* [EXERCISE DESCRIPTION]: Below is a listing. Gather each line of it that contains "shutterstock".

Top of INPUT RECORDS

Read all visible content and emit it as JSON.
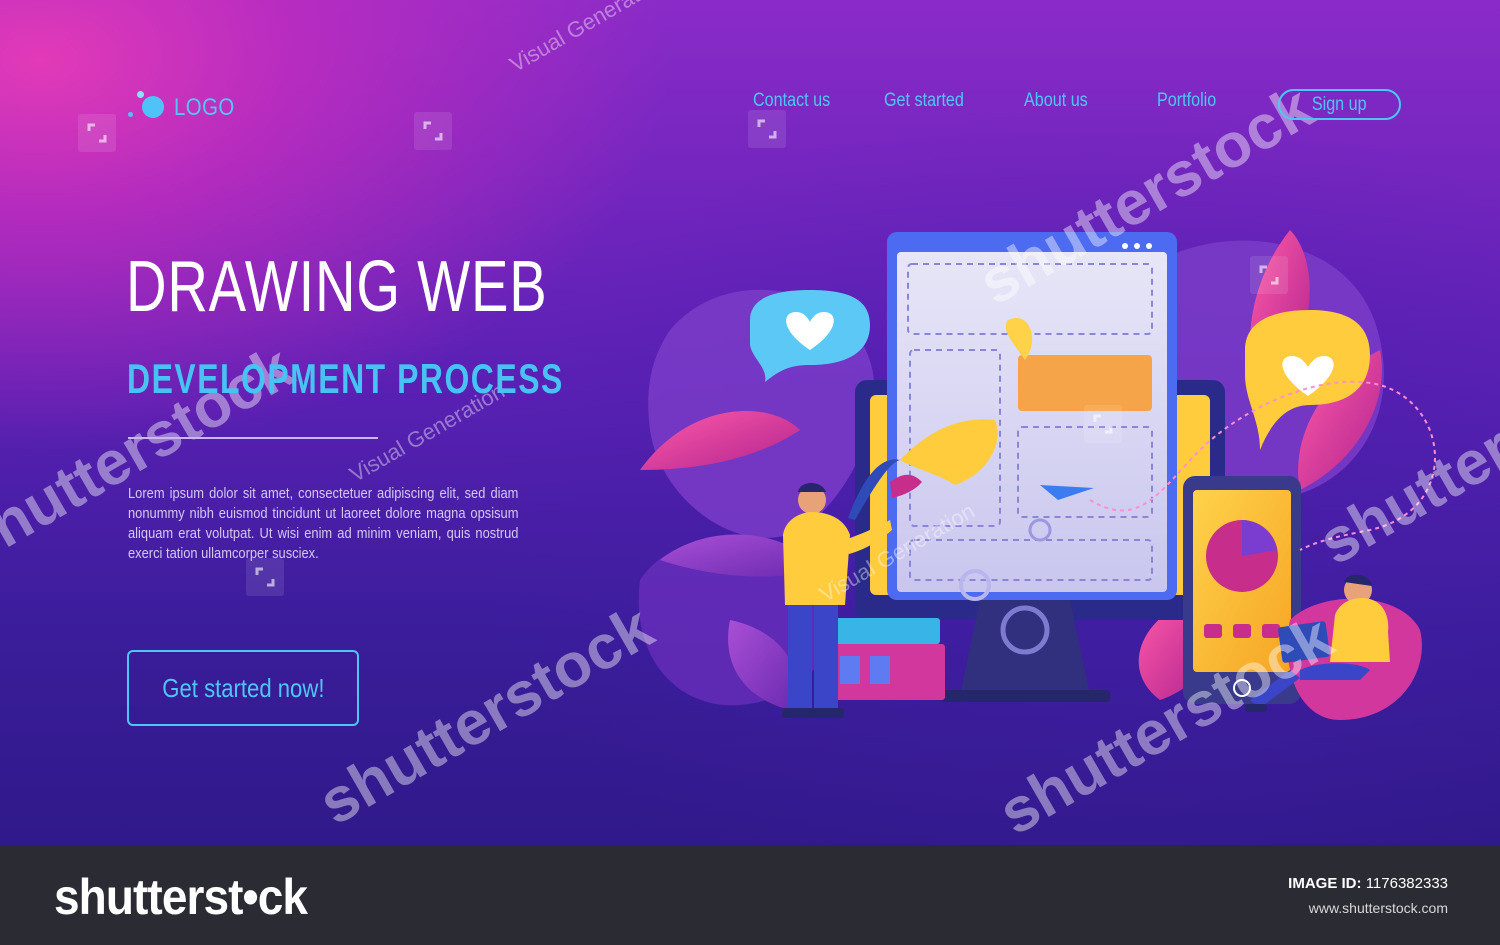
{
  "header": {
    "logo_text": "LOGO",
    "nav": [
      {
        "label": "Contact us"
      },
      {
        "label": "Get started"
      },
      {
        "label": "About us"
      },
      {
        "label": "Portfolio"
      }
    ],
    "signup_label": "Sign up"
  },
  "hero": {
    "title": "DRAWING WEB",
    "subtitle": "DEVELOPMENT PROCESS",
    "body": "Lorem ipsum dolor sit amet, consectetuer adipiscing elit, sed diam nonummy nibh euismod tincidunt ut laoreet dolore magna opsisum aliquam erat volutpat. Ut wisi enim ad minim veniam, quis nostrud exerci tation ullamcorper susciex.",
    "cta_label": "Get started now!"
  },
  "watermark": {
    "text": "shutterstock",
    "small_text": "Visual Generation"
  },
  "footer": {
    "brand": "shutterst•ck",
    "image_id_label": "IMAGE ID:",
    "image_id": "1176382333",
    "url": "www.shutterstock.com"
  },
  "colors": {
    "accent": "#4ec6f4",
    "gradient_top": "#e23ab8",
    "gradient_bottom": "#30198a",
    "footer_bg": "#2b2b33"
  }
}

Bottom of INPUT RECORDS

* [RESPONSE TO THE TASK]:
    "text": "shutterstock",
    "url": "www.shutterstock.com"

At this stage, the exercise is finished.